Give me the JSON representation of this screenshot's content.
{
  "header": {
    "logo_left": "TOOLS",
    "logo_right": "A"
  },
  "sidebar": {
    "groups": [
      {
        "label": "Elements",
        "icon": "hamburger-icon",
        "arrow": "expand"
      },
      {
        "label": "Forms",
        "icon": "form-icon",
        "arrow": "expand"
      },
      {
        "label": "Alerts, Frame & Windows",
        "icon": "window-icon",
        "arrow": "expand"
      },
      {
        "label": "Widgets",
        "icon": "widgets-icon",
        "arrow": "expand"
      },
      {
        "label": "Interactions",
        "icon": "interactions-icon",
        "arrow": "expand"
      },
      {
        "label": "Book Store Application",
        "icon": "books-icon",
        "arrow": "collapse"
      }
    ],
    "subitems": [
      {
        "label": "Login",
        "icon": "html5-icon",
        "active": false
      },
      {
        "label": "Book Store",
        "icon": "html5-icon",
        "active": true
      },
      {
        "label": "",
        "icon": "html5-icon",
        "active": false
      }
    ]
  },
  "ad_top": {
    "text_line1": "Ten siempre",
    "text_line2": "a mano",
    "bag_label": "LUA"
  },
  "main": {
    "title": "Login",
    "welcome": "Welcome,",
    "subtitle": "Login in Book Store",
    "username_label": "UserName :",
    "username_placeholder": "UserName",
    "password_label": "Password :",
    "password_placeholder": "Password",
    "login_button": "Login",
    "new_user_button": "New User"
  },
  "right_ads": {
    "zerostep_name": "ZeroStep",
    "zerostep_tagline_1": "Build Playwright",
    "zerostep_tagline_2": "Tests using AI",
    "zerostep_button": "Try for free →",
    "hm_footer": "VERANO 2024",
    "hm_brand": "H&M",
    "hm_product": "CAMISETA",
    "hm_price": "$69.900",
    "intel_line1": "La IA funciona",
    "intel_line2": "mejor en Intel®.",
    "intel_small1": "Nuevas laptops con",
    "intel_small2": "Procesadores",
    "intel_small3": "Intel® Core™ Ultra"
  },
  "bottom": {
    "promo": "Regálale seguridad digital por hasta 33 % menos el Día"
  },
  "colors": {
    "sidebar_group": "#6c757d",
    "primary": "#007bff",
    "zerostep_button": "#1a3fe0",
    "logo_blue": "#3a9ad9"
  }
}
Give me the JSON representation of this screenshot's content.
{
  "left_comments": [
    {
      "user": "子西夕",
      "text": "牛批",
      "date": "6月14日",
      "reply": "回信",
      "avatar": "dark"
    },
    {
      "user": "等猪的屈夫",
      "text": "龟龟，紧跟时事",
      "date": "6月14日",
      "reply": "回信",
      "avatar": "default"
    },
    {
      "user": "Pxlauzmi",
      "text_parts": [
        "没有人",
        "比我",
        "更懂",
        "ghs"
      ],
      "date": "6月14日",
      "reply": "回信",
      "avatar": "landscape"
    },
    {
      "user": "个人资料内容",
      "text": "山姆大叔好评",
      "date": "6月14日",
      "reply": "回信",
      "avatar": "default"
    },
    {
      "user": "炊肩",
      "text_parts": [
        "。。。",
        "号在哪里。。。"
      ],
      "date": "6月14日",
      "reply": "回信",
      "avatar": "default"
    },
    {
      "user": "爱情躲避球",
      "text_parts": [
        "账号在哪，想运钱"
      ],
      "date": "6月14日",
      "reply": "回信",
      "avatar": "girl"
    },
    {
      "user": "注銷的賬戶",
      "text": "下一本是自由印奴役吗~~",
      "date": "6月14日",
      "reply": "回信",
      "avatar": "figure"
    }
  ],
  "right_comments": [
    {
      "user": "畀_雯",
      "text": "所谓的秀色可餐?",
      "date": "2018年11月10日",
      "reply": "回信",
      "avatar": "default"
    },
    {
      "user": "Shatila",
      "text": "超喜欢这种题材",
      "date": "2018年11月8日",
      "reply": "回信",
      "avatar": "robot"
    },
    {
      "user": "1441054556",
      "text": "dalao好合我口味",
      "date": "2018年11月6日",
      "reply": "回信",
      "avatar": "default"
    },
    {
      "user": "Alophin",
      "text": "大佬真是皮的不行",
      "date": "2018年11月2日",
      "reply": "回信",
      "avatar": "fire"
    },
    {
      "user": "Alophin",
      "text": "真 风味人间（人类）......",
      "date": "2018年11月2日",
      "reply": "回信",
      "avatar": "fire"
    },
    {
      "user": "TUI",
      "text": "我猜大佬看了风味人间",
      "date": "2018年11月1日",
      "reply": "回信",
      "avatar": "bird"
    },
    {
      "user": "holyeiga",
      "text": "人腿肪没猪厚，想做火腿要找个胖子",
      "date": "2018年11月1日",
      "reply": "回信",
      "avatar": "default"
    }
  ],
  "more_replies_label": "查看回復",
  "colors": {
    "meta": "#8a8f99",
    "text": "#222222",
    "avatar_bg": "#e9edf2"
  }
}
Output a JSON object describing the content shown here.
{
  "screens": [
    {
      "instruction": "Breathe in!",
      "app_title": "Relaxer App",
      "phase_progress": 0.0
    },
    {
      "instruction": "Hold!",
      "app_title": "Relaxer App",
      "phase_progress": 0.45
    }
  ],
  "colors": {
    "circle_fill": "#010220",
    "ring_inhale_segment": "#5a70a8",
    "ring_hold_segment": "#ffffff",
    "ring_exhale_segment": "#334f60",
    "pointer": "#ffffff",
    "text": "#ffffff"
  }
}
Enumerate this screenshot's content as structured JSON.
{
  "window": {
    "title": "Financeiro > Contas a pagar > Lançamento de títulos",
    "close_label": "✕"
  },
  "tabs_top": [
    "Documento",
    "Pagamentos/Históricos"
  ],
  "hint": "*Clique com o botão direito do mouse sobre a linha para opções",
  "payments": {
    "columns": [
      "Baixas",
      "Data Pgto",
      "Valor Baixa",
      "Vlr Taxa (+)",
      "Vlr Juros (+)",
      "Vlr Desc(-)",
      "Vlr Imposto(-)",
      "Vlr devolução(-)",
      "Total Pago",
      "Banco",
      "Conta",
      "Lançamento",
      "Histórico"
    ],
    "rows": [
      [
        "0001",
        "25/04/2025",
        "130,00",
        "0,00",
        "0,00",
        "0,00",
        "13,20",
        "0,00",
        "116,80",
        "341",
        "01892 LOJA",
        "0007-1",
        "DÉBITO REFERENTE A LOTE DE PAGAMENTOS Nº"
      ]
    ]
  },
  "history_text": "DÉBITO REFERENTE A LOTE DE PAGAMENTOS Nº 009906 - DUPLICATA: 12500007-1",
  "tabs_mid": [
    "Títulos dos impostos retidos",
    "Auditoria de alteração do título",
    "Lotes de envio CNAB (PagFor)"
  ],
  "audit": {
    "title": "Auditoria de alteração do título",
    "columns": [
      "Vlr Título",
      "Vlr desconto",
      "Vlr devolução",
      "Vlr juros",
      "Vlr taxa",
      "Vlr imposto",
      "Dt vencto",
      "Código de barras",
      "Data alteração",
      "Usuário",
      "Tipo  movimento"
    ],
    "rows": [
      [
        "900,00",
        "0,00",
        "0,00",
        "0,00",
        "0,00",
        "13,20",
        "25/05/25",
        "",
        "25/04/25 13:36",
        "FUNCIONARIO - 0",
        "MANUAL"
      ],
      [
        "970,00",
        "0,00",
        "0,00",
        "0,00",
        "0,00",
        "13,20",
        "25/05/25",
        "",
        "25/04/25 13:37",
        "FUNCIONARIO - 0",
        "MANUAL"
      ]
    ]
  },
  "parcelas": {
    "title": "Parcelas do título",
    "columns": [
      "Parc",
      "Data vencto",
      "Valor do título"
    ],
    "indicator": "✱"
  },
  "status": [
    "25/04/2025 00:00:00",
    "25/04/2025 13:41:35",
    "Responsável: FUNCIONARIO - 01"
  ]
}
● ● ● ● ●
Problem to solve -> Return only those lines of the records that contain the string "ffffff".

Exercise response ->
    "ring_hold_segment": "#ffffff",
    "pointer": "#ffffff",
    "text": "#ffffff"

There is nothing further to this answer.